I always tell the students who come to work with us that there is no need for fashion of any kind on our farm, which includes fingernails, toenails, suntans, designer sunglasses, cute tops, cute shoes, etc, etc, etc. :-)
There is no one here to impress! However, maybe I am wrong about all this. First things first. Maybe I should be trying to look a little better myself!
As I finally finished mulching our green garlic this afternoon, I realized I would be a complete mess if someone came to take a photo of me. Seriously, I would be a 'real' mess, complete with blue jeans that just keep getting more stained, thinner, and maybe even looser, boots with cracks in them, two left gloves (I have probably worn out the right-handed ones), straw all over me, in my hair, stuck to my vest, in my gloves and down my boots, 'hoodie hair', some stray sunglasses left on the farm (not cute or designer), with an assortment of layers on top, some of which were out-grown by my boys.
Thankfully, no one did! So you have to imagine what I looked like as we finally finally finished putting the garlic to bed for the year. I'm not sure 'the look' of the woman featured in this article is for me (is that scarf functional in any way or just very very very long?), but maybe I do need help with fashion on the farm, at least being less messy! Advisers are welcome. :-)

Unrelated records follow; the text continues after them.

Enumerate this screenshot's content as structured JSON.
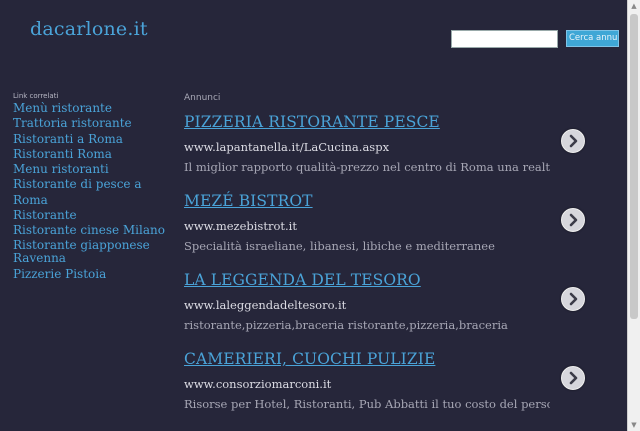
{
  "header": {
    "logo_text": "dacarlone.it",
    "search": {
      "placeholder": "",
      "value": "",
      "button_label": "Cerca annunci"
    }
  },
  "sidebar": {
    "heading": "Link correlati",
    "items": [
      {
        "label": "Menù ristorante"
      },
      {
        "label": "Trattoria ristorante"
      },
      {
        "label": "Ristoranti a Roma"
      },
      {
        "label": "Ristoranti Roma"
      },
      {
        "label": "Menu ristoranti"
      },
      {
        "label": "Ristorante di pesce a Roma"
      },
      {
        "label": "Ristorante"
      },
      {
        "label": "Ristorante cinese Milano"
      },
      {
        "label": "Ristorante giapponese Ravenna"
      },
      {
        "label": "Pizzerie Pistoia"
      }
    ]
  },
  "ads": {
    "heading": "Annunci",
    "items": [
      {
        "title": "PIZZERIA RISTORANTE PESCE",
        "url": "www.lapantanella.it/LaCucina.aspx",
        "description": "Il miglior rapporto qualità-prezzo nel centro di Roma una realtà che p"
      },
      {
        "title": "MEZÉ BISTROT",
        "url": "www.mezebistrot.it",
        "description": "Specialità israeliane, libanesi, libiche e mediterranee"
      },
      {
        "title": "LA LEGGENDA DEL TESORO",
        "url": "www.laleggendadeltesoro.it",
        "description": "ristorante,pizzeria,braceria ristorante,pizzeria,braceria"
      },
      {
        "title": "CAMERIERI, CUOCHI PULIZIE",
        "url": "www.consorziomarconi.it",
        "description": "Risorse per Hotel, Ristoranti, Pub Abbatti il tuo costo del personale"
      }
    ]
  },
  "colors": {
    "background": "#26263a",
    "accent": "#4aa3d8",
    "button": "#3fa7d6"
  },
  "icons": {
    "ad_arrow": "chevron-right-circle-icon"
  }
}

In any case, getting back to the the article, I hope you read it. I loved several things about it:
1) "Aim high, otherwise, why bother getting out of bed in the morning?"
2) "This is a revolution, but we are gentle revolutionaries."

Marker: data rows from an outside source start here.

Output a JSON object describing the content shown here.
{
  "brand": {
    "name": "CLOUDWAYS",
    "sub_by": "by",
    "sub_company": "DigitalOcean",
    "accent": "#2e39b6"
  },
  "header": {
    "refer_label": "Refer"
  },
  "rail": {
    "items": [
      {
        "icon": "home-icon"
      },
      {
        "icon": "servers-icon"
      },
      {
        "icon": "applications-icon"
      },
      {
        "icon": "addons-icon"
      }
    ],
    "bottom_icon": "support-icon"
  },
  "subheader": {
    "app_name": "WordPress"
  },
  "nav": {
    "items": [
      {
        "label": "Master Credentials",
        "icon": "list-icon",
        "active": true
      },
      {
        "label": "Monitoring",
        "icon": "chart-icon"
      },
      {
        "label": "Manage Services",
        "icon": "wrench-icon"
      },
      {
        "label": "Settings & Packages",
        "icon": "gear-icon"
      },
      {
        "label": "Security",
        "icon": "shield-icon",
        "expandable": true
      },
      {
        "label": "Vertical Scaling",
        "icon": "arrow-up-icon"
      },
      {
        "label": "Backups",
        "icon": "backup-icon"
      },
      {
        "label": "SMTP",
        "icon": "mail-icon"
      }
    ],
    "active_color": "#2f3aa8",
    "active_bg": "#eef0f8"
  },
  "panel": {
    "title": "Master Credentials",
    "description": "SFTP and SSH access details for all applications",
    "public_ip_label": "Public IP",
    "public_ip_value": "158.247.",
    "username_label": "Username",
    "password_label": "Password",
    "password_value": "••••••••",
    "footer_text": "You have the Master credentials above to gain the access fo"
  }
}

3) "There's a feeling we're doing something significant rather than just moaning."
My husband was saddened however by the black-and-white comment that "men meet at bars and plan wars while women meet for coffee and plan good things", like this effort called Incredible Edible, in which the goal is for the town to feed itself while also helping to boost the local economy. "That doesn't leave much room in the middle for men", says Dick. I know plenty of men playing major roles in this local food evolution (i.e. revolution) and of course he is one of them (as are many good men I know, including my two sons), but the important point of this story is the awareness that so much of what we can do to help ourselves is in our heart, at the end of our two hands, and right under our feet, both "taking back" our food and sharing the local bounty within our local community.
From seed to satisfaction, from sowing to sharing, I hope you join the gentle growing revolution in 2012, but you can look for your own local growers now throughout the winter and support them with your purchases. There used to be an old ad (I forget what it was for) that said '________ It does a body good'. I hope you'll fill in that blank with "Growing your own food does a body good!" where 'body' = you plus your community.

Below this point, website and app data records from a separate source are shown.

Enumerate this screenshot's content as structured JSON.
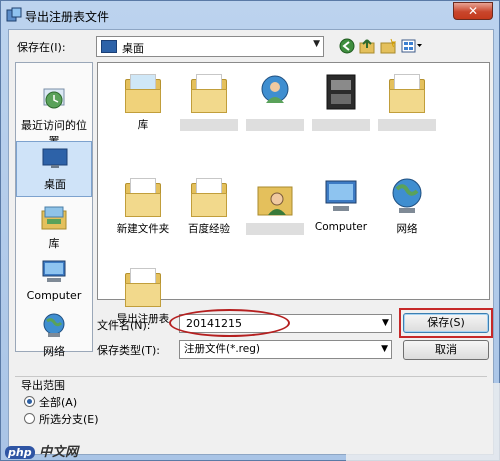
{
  "window": {
    "title": "导出注册表文件",
    "close_glyph": "✕"
  },
  "location": {
    "label": "保存在(I):",
    "value": "桌面"
  },
  "places": [
    {
      "label": "最近访问的位置"
    },
    {
      "label": "桌面"
    },
    {
      "label": "库"
    },
    {
      "label": "Computer"
    },
    {
      "label": "网络"
    }
  ],
  "files": [
    {
      "label": "库"
    },
    {
      "label": ""
    },
    {
      "label": ""
    },
    {
      "label": ""
    },
    {
      "label": ""
    },
    {
      "label": "新建文件夹"
    },
    {
      "label": "百度经验"
    },
    {
      "label": ""
    },
    {
      "label": "Computer"
    },
    {
      "label": "网络"
    },
    {
      "label": "导出注册表"
    }
  ],
  "form": {
    "filename_label": "文件名(N):",
    "filename_value": "20141215",
    "filetype_label": "保存类型(T):",
    "filetype_value": "注册文件(*.reg)",
    "save_button": "保存(S)",
    "cancel_button": "取消"
  },
  "export_range": {
    "title": "导出范围",
    "options": [
      {
        "label": "全部(A)",
        "selected": true
      },
      {
        "label": "所选分支(E)",
        "selected": false
      }
    ]
  },
  "watermark": {
    "brand": "php",
    "site": "中文网"
  },
  "colors": {
    "highlight": "#c62828",
    "selected_place": "#cfe3f8",
    "folder": "#e4c05c"
  }
}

And you do not need to make a 'fashion statement' to be part of this revolution. Just put a smile on your face, and I doubt that anyone will notice the straw in your hair. :-)
"Cultivate your life - you are what you grow - inch by inch, row by row"
Diana Dyer, MS, RD